====== EXERCISE INPUTS
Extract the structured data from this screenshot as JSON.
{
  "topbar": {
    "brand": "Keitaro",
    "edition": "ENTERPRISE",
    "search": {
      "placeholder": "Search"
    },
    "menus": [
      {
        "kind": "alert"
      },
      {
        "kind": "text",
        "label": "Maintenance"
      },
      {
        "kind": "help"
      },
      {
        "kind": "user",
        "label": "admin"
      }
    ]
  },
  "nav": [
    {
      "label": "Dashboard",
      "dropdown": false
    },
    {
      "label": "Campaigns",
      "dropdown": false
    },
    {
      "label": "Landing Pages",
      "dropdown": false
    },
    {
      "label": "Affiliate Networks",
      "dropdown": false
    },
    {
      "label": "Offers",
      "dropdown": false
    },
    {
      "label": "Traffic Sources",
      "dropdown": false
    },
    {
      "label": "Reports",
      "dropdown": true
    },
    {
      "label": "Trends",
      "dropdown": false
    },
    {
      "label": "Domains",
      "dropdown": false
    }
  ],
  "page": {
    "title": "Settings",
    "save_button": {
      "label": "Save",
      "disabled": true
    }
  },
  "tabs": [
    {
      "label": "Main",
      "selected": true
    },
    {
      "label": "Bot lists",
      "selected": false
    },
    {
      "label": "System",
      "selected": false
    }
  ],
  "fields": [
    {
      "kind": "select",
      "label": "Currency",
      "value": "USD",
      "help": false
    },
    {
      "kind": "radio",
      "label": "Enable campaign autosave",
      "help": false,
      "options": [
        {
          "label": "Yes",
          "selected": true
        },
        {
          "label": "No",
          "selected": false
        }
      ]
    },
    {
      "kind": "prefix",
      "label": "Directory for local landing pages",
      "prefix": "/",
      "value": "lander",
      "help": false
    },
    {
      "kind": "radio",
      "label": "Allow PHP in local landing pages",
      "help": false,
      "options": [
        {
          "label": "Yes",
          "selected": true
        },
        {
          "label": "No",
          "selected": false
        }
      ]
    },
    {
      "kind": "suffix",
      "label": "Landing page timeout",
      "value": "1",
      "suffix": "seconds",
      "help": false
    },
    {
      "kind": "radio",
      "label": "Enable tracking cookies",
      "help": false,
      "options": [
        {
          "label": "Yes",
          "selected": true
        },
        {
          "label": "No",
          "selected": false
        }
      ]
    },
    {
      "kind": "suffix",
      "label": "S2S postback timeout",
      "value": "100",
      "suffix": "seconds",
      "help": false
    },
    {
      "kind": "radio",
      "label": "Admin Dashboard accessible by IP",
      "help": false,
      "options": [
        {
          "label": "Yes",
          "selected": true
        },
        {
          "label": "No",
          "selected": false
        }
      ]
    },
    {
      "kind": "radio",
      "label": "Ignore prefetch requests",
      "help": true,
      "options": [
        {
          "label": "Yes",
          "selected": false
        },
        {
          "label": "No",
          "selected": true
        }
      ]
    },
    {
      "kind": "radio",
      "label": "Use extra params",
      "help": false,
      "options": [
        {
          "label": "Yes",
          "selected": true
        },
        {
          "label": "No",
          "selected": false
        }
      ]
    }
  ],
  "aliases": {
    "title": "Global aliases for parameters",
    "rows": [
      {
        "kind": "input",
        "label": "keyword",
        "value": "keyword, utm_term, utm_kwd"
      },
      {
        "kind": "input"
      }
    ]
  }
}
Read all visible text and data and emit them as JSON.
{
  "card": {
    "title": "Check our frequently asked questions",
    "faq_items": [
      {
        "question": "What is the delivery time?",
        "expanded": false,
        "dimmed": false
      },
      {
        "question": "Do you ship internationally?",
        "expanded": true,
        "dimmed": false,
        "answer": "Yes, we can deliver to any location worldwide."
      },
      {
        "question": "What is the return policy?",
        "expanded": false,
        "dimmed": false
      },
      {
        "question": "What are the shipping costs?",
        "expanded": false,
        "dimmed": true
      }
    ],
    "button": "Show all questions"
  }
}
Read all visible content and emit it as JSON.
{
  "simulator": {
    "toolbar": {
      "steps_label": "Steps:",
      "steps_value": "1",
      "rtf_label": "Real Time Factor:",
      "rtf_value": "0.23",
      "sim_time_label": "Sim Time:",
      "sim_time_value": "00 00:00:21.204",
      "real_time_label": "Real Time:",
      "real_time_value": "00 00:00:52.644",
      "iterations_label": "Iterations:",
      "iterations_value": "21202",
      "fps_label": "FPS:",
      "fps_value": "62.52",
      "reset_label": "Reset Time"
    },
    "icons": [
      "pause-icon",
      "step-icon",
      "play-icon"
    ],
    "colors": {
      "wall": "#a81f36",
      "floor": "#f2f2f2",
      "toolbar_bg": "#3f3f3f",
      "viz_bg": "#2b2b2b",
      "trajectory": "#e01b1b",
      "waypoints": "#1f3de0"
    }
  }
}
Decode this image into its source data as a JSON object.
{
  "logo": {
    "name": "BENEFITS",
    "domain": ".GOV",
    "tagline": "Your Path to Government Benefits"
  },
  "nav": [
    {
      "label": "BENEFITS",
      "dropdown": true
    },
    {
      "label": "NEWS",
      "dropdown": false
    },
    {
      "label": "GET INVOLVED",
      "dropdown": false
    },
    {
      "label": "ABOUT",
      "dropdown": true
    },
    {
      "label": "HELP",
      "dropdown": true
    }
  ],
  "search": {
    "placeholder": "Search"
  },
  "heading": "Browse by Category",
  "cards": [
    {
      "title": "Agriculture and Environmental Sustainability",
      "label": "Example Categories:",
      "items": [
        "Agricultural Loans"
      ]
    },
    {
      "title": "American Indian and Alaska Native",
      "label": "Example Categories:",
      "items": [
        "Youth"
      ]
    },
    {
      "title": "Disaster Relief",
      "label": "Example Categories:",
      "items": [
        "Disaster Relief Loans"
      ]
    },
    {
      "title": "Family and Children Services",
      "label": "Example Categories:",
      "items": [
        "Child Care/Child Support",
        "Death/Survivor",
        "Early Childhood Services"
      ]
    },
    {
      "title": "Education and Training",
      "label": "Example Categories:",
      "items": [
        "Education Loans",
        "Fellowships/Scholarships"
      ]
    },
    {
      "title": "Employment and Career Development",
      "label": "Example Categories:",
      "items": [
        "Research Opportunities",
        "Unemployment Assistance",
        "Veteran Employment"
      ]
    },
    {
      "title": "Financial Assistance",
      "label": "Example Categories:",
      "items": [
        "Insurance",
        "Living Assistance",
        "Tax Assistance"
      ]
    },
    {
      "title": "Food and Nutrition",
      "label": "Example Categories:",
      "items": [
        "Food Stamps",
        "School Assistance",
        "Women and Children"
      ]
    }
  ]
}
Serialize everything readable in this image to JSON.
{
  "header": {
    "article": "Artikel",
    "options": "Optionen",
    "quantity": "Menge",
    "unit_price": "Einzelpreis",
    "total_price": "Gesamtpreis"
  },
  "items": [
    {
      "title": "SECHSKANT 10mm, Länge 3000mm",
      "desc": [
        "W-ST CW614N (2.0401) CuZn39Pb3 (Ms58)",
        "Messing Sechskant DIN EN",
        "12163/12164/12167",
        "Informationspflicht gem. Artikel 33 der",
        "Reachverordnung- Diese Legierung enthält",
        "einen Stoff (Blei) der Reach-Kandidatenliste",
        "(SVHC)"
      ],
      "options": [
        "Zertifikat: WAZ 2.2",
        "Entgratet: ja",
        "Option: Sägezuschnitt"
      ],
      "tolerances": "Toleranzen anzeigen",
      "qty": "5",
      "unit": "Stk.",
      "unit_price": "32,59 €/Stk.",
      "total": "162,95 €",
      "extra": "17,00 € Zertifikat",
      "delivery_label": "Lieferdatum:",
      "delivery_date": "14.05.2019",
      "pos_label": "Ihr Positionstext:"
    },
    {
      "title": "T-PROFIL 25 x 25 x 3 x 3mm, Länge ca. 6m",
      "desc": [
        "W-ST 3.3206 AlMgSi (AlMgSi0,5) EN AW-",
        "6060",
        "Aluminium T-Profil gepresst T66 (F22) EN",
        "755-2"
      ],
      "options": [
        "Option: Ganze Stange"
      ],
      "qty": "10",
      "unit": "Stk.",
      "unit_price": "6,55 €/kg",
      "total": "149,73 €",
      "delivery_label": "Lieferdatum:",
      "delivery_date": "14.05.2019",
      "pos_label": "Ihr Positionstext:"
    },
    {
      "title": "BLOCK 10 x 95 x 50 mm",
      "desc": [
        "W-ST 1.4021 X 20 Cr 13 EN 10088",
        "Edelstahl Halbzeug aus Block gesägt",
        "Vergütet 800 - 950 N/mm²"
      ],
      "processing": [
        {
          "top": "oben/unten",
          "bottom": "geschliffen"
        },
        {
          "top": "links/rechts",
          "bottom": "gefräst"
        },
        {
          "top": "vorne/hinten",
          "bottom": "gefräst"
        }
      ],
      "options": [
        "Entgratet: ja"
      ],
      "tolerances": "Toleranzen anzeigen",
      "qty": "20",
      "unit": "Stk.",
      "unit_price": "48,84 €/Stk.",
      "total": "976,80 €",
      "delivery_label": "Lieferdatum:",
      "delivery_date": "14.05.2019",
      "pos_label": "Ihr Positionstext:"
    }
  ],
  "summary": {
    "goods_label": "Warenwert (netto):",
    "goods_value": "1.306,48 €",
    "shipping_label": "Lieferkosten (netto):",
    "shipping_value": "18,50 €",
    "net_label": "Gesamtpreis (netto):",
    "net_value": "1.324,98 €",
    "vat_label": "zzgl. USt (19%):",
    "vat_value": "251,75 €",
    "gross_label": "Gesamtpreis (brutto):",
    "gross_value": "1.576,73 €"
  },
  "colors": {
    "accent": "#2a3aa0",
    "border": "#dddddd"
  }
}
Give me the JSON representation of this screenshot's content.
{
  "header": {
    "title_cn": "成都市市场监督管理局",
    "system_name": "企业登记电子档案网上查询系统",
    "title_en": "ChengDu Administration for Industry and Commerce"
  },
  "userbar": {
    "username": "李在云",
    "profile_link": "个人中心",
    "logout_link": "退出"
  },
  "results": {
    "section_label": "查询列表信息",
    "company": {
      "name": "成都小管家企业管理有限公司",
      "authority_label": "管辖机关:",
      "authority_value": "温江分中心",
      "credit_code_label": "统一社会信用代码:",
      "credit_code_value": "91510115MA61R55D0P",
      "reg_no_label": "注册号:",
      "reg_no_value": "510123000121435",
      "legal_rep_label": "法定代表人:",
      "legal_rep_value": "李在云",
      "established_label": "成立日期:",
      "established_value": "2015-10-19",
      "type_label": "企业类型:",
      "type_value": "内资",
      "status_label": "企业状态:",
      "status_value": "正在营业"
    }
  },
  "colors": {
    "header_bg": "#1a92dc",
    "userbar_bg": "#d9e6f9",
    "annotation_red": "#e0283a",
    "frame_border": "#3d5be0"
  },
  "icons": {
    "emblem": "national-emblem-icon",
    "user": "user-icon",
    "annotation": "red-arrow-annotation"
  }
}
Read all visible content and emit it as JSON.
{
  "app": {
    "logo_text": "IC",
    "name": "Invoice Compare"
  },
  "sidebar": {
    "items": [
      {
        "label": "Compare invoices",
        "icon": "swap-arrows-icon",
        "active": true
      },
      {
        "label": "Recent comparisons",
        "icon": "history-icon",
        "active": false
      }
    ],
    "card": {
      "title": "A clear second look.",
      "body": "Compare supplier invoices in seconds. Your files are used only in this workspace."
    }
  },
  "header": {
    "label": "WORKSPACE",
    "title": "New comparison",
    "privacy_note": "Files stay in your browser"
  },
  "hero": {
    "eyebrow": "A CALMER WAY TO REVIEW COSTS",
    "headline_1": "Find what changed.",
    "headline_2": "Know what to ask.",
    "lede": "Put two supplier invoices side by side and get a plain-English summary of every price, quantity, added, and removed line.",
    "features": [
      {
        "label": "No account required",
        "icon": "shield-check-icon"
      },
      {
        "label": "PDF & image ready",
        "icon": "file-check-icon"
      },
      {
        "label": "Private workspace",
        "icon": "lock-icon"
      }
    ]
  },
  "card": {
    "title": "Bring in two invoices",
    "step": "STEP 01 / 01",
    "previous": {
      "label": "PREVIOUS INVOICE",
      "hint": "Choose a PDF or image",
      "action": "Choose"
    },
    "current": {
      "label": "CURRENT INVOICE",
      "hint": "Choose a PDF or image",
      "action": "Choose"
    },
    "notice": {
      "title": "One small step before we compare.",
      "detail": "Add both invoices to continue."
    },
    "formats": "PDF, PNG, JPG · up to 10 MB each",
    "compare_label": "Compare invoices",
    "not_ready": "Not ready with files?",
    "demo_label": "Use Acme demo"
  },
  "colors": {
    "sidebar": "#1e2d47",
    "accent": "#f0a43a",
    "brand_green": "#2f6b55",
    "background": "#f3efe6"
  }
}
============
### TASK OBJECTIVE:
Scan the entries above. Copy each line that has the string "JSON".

### RESULT OF THE TASK:
Extract the structured data from this screenshot as JSON.
Read all visible text and data and emit them as JSON.
Read all visible content and emit it as JSON.
Decode this image into its source data as a JSON object.
Serialize everything readable in this image to JSON.
Give me the JSON representation of this screenshot's content.
Read all visible content and emit it as JSON.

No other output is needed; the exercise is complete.